Root Cause of Failures in PWB Lamination


Reading time ( words)

Introduction

Understanding the interactions of the materials, oxide treatment, and the lamination process will help you get to the root cause failures in multilayer fabrication.

When troubleshooting multilayer defects, it is necessary to again understand the effect certain process parameters have on quality and reliability. Truly, the quality of a multilayer printed circuit board (prior to desmear/metallization) will depend on several factors that will now be presented.  

Interlaminar Bond Strength

There are several quality aspects of a multilayer PCB that should be measured on a regular basis. One key determinant of the reliability of the multilayer package is the interlaminar bond strength. The interlaminar bond strength is the strength of the heat-resistant bond between the pre-preg and the copper foil. Ideally, one strives for optimum resin flow encapsulation of the pre-preg with the treated copper innerlayer. The stronger the bond between the pre-preg and treated copper, the lower the chance of delamination. Figure 1 shows an example of delamination. In general, heat excursions increased the stress within the bond and that will lead to failures. So the bond between the copper and the resin needs to be as robust as possible.

The simple definition of delamination is, “a separation between plies within a base material, between a base material and a conductive foil, or any other planar separation within a printed board.” Again, we are referring to a separation. (More on blister and laminate voids in another column.)  It is a huge concern that separation of the pre-preg from the copper foil is often misinterpreted for a blister. Indeed it is more serious than that. As an example, higher temperature resin systems may require more adjustments to the printed circuit processes such as: lamination cycle, baking, hole cleaning, drilling and routing. Polyimide resin and cyanate ester are the most commonly used high-temperature resin systems. These resins have Tgs in the 250°C range.

Read the full column here.


Editor's Note: This column originally appeared in the September 2014 issue of The PCB Magazine.

Share




Suggested Items

Korf and Strubbe: Material Witnesses

10/03/2022 | I-Connect007 Editorial Team
Recently, columnist Dana Korf has been working with Taiwan Union Technology Corporation (TUC), one of the largest providers of copper-clad laminate and mass lamination services in the world. We spoke with Dana about the trends he sees in materials at TUC and around the globe, why copper is still king, as well as some potential non-traditional materials that may see growth soon. Dana invited John Strubbe, TUC VP of technology, to join in the conversation.

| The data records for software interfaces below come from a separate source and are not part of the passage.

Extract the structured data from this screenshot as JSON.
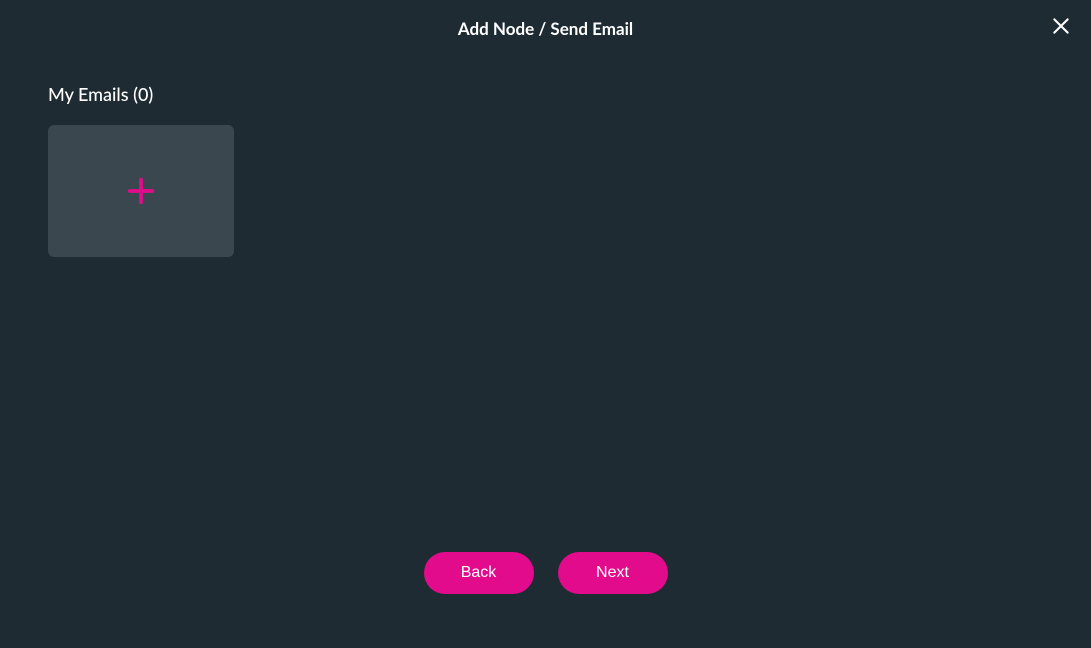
{
  "header": {
    "title": "Add Node / Send Email"
  },
  "section": {
    "title": "My Emails (0)"
  },
  "footer": {
    "back_label": "Back",
    "next_label": "Next"
  },
  "colors": {
    "accent": "#e20b8c",
    "background": "#1e2b33",
    "card": "#3a474f"
  }
}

The New World Order of JIC

09/27/2022 | Dan Beaulieu, D.B. Management Group
The great business thought leader Margaret Heffernan commented that we are changing from just-in-time (JIT) to just-in-case (JIC). As we’ve worked our way through the issues of the past two years, the world is changing from a complicated to a complex system, and we must be prepared to face the challenges it brings. To survive today, we need the JIC mentality. We must be prepared for the unexpected. No longer can we rely on cycles and patterns to predict the future, or what we might be able to handle based on what that future brings. Now we must prepare for the unexpected. We must be flexible and able to adapt to whatever comes our way.

Pricing Strategies With Michael Carano

09/13/2022 | I-Connect007 Editorial Team
We recently spoke with longtime I-Connect007 columnist Michael Carano, vice president of quality at Averatek, about pricing strategies for PCB fabricators. We’re seeing some movement in this segment as fabricators, already dealing with some of the tightest profit margins around, find themselves having to either raise their prices or trying to massage more revenue out of their already streamlined processes. We asked Michael for some pricing strategies for fabricators, and he shared a range of options for today’s manufacturers who aren’t afraid to rethink their processes and try new ideas. And, as he says, people will still pay good money for a quality, reliable PCB.



Copyright © 2022 I-Connect007 | IPC Publishing Group Inc. All rights reserved.